Why continue to make art if you’re a 43-year-old with no savings and no time for relationships? Choreographer Miguel Gutierrez wrestles with those personal doubts in Age & Beauty Part 2: Asian Beauty @ the Warq Meeting or The Choreographer & Her Muse or &:@&. Gutierrez is like the Louie of performance art; he’s absolutely self-deprecating, sometimes tediously so, but sometimes that depression resolves itself in a well-played joke. And though self-doubt constantly features throughout the performance, he keeps his head above water because of his longtime collaborators.
One by one, out came his collaborators. One woman, covered in pink, wore what looked like an LED-jumprope around her body. “The history of the muse is a complicated history,” she sang, semi-operatically. Then, from outside, sprang the others, a young blond dressed in a swimsuit, like Gutierrez in Age & Beauty Part 1, covered in a white tulle cape, and a regular-looking guy in a T-shirt and Chuck Taylors. I couldn’t keep up with all the lyrics, but the story was pretty much a litany of complaints about the dance industry (though they all apply to the art world at large): muses are a mess to deal with, but maybe the real muse takes the shape of an arts administrator, and nobody can actually create the type of work they want to make—“If you want to resist, you can’t pay rent.” (Welcome to the theme of American Realness.)
After the first number, Gutierrez introduced all those on stage: Michelle Boulé (the woman in pink), his dance “muse,” and Ben Pryor (the guy in tennis shoes), his arts administration “muse.” (Ben Pryor is also the producer of American Realness.) Both played themselves; Sean Donovan, a younger, blonder, perhaps more ideal version of Gutierrez, took the choreographer’s role on stage. Throughout the performance, there was very little in common with the two muses’ pieces; they showed the two poles pulling at Gutierrez: his creative life and administrative life.
Gutierrez did not spend much time on stage, reserving the most flattering praise, and the eyes of the crowd, for his collaborators: “I really love her,” “He’s the savviest motherfucker I’ve ever met.” (There were even more names he went on to praise, but Pryor and Boulé were the only muses who made on-stage appearances.) All this would have come across as a lovefest if it hadn’t been for Gutierrez’s constant self-deprecation. The only way for him to get on with life is to feel like he’s in it together, with others: “I feel bad about complaining. My life isn’t that bad, but if I’m not grateful, I feel like drowning.”

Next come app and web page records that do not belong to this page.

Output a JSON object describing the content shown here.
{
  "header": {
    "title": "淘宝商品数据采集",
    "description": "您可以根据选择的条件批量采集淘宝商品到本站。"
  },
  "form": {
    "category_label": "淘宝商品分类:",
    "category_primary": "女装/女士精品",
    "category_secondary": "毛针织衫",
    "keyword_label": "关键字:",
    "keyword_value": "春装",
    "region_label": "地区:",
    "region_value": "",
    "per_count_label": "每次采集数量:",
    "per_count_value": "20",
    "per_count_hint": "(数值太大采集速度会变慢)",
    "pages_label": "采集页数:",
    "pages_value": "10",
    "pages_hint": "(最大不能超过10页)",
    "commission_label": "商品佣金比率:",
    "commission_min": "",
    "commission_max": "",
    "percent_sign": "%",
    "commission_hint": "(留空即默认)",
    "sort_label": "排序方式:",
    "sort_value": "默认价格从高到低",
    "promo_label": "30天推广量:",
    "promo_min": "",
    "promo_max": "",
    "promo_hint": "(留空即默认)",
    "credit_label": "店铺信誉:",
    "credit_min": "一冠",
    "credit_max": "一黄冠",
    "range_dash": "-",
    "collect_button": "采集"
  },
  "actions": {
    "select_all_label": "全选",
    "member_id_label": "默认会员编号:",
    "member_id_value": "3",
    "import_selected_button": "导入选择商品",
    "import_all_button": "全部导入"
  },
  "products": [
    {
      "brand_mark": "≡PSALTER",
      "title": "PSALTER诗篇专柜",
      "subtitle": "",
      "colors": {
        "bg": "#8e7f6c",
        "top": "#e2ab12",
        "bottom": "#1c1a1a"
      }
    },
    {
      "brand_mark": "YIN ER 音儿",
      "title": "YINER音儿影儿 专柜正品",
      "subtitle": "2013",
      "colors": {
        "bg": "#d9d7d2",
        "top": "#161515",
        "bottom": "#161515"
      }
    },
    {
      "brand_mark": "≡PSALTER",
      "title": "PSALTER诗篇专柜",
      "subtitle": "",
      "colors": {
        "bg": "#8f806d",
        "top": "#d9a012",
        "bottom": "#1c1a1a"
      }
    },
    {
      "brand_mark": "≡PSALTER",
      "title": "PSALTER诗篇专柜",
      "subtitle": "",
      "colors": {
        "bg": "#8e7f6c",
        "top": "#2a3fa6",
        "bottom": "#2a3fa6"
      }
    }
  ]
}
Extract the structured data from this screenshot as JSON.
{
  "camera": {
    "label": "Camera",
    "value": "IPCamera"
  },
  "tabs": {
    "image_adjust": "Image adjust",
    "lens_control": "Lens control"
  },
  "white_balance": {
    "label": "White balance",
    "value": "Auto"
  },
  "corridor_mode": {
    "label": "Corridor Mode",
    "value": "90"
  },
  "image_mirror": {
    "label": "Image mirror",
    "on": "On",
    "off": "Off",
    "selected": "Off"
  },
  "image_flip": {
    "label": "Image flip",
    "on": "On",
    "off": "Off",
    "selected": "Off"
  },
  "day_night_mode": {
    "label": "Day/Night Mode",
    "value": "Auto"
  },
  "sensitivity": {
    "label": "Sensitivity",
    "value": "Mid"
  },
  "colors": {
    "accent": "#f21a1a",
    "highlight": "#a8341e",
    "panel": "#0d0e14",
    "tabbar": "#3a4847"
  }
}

After introductions, Boulé danced to solo material from the 14 years spent working with Gutierrez—think of it as a greatest-hits compilation. At times she looked like a ninja-ragdoll, a powerful body not entirely in control of her limbs. In another dance she declared “I am perfect, you will love me” while stomping around the stage with one breast out. On stage she is a narcissistic Amazonian, a force to be reckoned with.
None of the administration-muse scenes could compare to the tornadic chaos produced by Boulé (though they the scenes did sometimes overlap). The office scenes were generally staid, with Donovan-as-Gutierrez and Pryor sitting at a table—sometimes walking around or crouched under the desk—while typing aloud and reading through emails taken from actual recordings at their office.
They are together, but distant. The two never seemed to take their eyes off their laptops; it was hard to find much of an emotional connection between the two, at least when working side by side. In one instance, Pryor went to meet his boss on the other side of the table to show him a dick pic sent to him by his then-current 20-something. It was one of the few times the two are shown to be physically close. In the world of administration, it’s better to keep boundaries, and keep your colleagues at arm’s length.
These scenes were not perfect. Office work does not become more exciting when shown on a stage. Talk was filled with writing grants, scheduling tours, and how, despite their hectic schedules, they didn’t have enough money to pay rent. There were some revealing meta-tidbits that went beyond the day-to-day drudgery. “Have you found any black people?” Donovan-as-Gutierrez asks Pryor about American Realness. And then there was Boulé, who, in between her furious dances, would sometimes crawl on their work table, a creative force to distract them. Still, the performance of administration could be as grueling for the audience as if they were filling out a spreadsheet.
By the end of the performance, everyone seemed exhausted, no one more so than Boulé who was covered in sweat, but gave a triumphant spoken-word solo (originally performed in Everyone and written by Gutierrez). She dragged the fold-out table downstage, where Gutierrez had been positioned, then stood atop it. “I am heartbroken,” she shouted before rapidly telling a story about running down a driveway, and pulling the audience members’ arms to come with her. She wanted a rapport with the audience, and she was screaming for it.
I had expected this to be the final number. The buildup roiled with intensity, and it was time to give that final exhale of pathos. It was time to wind down.
Then—all four performers came back on stage, all wearing pink costume dresses and singing a version of the introductory muse song. Pryor took on an angrier role, complaining that he is “a muse, too,” and “it’s not just emails.” As we’ve heard in many American Realness performances over the last two weeks, arts administration is integral to making a life in the industry. We hear you: arts administrators are just as important as any other muse. But there’s one thing these muses can’t provide: a different path to art-making, one where a savings account and a partner wouldn’t seem abnormal.